SUPPLIED DATA
---*---

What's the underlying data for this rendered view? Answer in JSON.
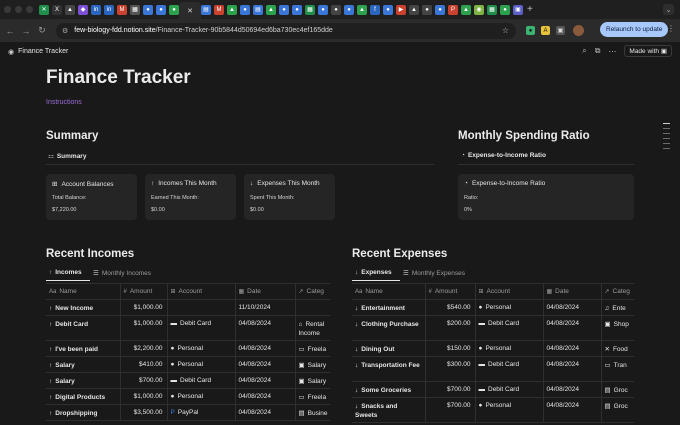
{
  "browser": {
    "tab_icons": [
      {
        "name": "excel-tab-icon",
        "color": "#1f8f4b",
        "glyph": "✕"
      },
      {
        "name": "x-tab-icon",
        "color": "#333333",
        "glyph": "X"
      },
      {
        "name": "a-tab-icon",
        "color": "#444444",
        "glyph": "▲"
      },
      {
        "name": "purple-tab-icon",
        "color": "#7b4fd6",
        "glyph": "◆"
      },
      {
        "name": "linkedin-tab-icon",
        "color": "#2a66c0",
        "glyph": "in"
      },
      {
        "name": "linkedin-tab-icon-2",
        "color": "#2a66c0",
        "glyph": "in"
      },
      {
        "name": "gmail-tab-icon",
        "color": "#c9412f",
        "glyph": "M"
      },
      {
        "name": "grid-tab-icon",
        "color": "#555555",
        "glyph": "▦"
      },
      {
        "name": "chrome-tab-icon",
        "color": "#3a76d8",
        "glyph": "●"
      },
      {
        "name": "chrome-tab-icon-2",
        "color": "#3a76d8",
        "glyph": "●"
      },
      {
        "name": "whatsapp-tab-icon",
        "color": "#2ca24e",
        "glyph": "●"
      }
    ],
    "active_tab_glyph": "✕",
    "tab_icons_right": [
      {
        "name": "docs-tab-icon",
        "color": "#3a76d8",
        "glyph": "▤"
      },
      {
        "name": "gmail-tab-icon-2",
        "color": "#c9412f",
        "glyph": "M"
      },
      {
        "name": "drive-tab-icon",
        "color": "#2ca24e",
        "glyph": "▲"
      },
      {
        "name": "chrome-tab-icon-3",
        "color": "#3a76d8",
        "glyph": "●"
      },
      {
        "name": "docs-tab-icon-2",
        "color": "#3a76d8",
        "glyph": "▤"
      },
      {
        "name": "drive-tab-icon-2",
        "color": "#2ca24e",
        "glyph": "▲"
      },
      {
        "name": "chrome-tab-icon-4",
        "color": "#3a76d8",
        "glyph": "●"
      },
      {
        "name": "chrome-tab-icon-5",
        "color": "#3a76d8",
        "glyph": "●"
      },
      {
        "name": "sheets-tab-icon",
        "color": "#1f8f4b",
        "glyph": "▦"
      },
      {
        "name": "chrome-tab-icon-6",
        "color": "#3a76d8",
        "glyph": "●"
      },
      {
        "name": "github-tab-icon",
        "color": "#444444",
        "glyph": "●"
      },
      {
        "name": "chrome-tab-icon-7",
        "color": "#3a76d8",
        "glyph": "●"
      },
      {
        "name": "drive-tab-icon-3",
        "color": "#2ca24e",
        "glyph": "▲"
      },
      {
        "name": "facebook-tab-icon",
        "color": "#2a66c0",
        "glyph": "f"
      },
      {
        "name": "chrome-tab-icon-8",
        "color": "#3a76d8",
        "glyph": "●"
      },
      {
        "name": "youtube-tab-icon",
        "color": "#c9412f",
        "glyph": "▶"
      },
      {
        "name": "vercel-tab-icon",
        "color": "#444444",
        "glyph": "▲"
      },
      {
        "name": "github-tab-icon-2",
        "color": "#444444",
        "glyph": "●"
      },
      {
        "name": "chrome-tab-icon-9",
        "color": "#3a76d8",
        "glyph": "●"
      },
      {
        "name": "pinterest-tab-icon",
        "color": "#c9412f",
        "glyph": "P"
      },
      {
        "name": "drive-tab-icon-4",
        "color": "#2ca24e",
        "glyph": "▲"
      },
      {
        "name": "android-tab-icon",
        "color": "#7cb342",
        "glyph": "◉"
      },
      {
        "name": "sheets-tab-icon-2",
        "color": "#1f8f4b",
        "glyph": "▦"
      },
      {
        "name": "spotify-tab-icon",
        "color": "#2ca24e",
        "glyph": "●"
      },
      {
        "name": "teams-tab-icon",
        "color": "#5b5fc7",
        "glyph": "▣"
      }
    ],
    "new_tab_glyph": "+",
    "tab_menu_glyph": "⌄",
    "back_glyph": "←",
    "forward_glyph": "→",
    "reload_glyph": "↻",
    "url_host": "few-biology-fdd.notion.site",
    "url_path": "/Finance-Tracker-90b5844d50694ed6ba730ec4ef165dde",
    "relaunch_label": "Relaunch to update",
    "relaunch_more": "⋮"
  },
  "notion_topbar": {
    "breadcrumb": "Finance Tracker",
    "made_with_label": "Made with"
  },
  "page": {
    "title": "Finance Tracker",
    "instructions_link": "Instructions"
  },
  "summary": {
    "heading": "Summary",
    "view_label": "Summary",
    "cards": [
      {
        "title": "Account Balances",
        "icon": "⊞",
        "label": "Total Balance:",
        "value": "$7,220.00"
      },
      {
        "title": "Incomes This Month",
        "icon": "↑",
        "label": "Earned This Month:",
        "value": "$0.00"
      },
      {
        "title": "Expenses This Month",
        "icon": "↓",
        "label": "Spent This Month:",
        "value": "$0.00"
      }
    ]
  },
  "ratio": {
    "heading": "Monthly Spending Ratio",
    "view_label": "Expense-to-Income Ratio",
    "card_title": "Expense-to-Income Ratio",
    "card_label": "Ratio:",
    "card_value": "0%"
  },
  "incomes": {
    "heading": "Recent Incomes",
    "tab_active": "Incomes",
    "tab_other": "Monthly Incomes",
    "columns": {
      "name": "Name",
      "amount": "Amount",
      "account": "Account",
      "date": "Date",
      "category": "Categ"
    },
    "rows": [
      {
        "name": "New Income",
        "amount": "$1,000.00",
        "account": "",
        "account_icon": "",
        "date": "11/10/2024",
        "category": "",
        "cat_icon": ""
      },
      {
        "name": "Debit Card",
        "amount": "$1,000.00",
        "account": "Debit Card",
        "account_icon": "▬",
        "date": "04/08/2024",
        "category": "Rental Income",
        "cat_icon": "⌂"
      },
      {
        "name": "I've been paid",
        "amount": "$2,200.00",
        "account": "Personal",
        "account_icon": "●",
        "date": "04/08/2024",
        "category": "Freela",
        "cat_icon": "▭"
      },
      {
        "name": "Salary",
        "amount": "$410.00",
        "account": "Personal",
        "account_icon": "●",
        "date": "04/08/2024",
        "category": "Salary",
        "cat_icon": "▣"
      },
      {
        "name": "Salary",
        "amount": "$700.00",
        "account": "Debit Card",
        "account_icon": "▬",
        "date": "04/08/2024",
        "category": "Salary",
        "cat_icon": "▣"
      },
      {
        "name": "Digital Products",
        "amount": "$1,000.00",
        "account": "Personal",
        "account_icon": "●",
        "date": "04/08/2024",
        "category": "Freela",
        "cat_icon": "▭"
      },
      {
        "name": "Dropshipping",
        "amount": "$3,500.00",
        "account": "PayPal",
        "account_icon": "P",
        "date": "04/08/2024",
        "category": "Busine",
        "cat_icon": "▤"
      }
    ]
  },
  "expenses": {
    "heading": "Recent Expenses",
    "tab_active": "Expenses",
    "tab_other": "Monthly Expenses",
    "columns": {
      "name": "Name",
      "amount": "Amount",
      "account": "Account",
      "date": "Date",
      "category": "Categ"
    },
    "rows": [
      {
        "name": "Entertainment",
        "amount": "$540.00",
        "account": "Personal",
        "account_icon": "●",
        "date": "04/08/2024",
        "category": "Ente",
        "cat_icon": "♫"
      },
      {
        "name": "Clothing Purchase",
        "amount": "$200.00",
        "account": "Debit Card",
        "account_icon": "▬",
        "date": "04/08/2024",
        "category": "Shop",
        "cat_icon": "▣"
      },
      {
        "name": "Dining Out",
        "amount": "$150.00",
        "account": "Personal",
        "account_icon": "●",
        "date": "04/08/2024",
        "category": "Food",
        "cat_icon": "✕"
      },
      {
        "name": "Transportation Fee",
        "amount": "$300.00",
        "account": "Debit Card",
        "account_icon": "▬",
        "date": "04/08/2024",
        "category": "Tran",
        "cat_icon": "▭"
      },
      {
        "name": "Some Groceries",
        "amount": "$700.00",
        "account": "Debit Card",
        "account_icon": "▬",
        "date": "04/08/2024",
        "category": "Groc",
        "cat_icon": "▤"
      },
      {
        "name": "Snacks and Sweets",
        "amount": "$700.00",
        "account": "Personal",
        "account_icon": "●",
        "date": "04/08/2024",
        "category": "Groc",
        "cat_icon": "▤"
      }
    ]
  }
}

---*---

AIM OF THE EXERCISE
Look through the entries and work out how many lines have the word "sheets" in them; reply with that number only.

SOLUTION TO THE EXERCISE
2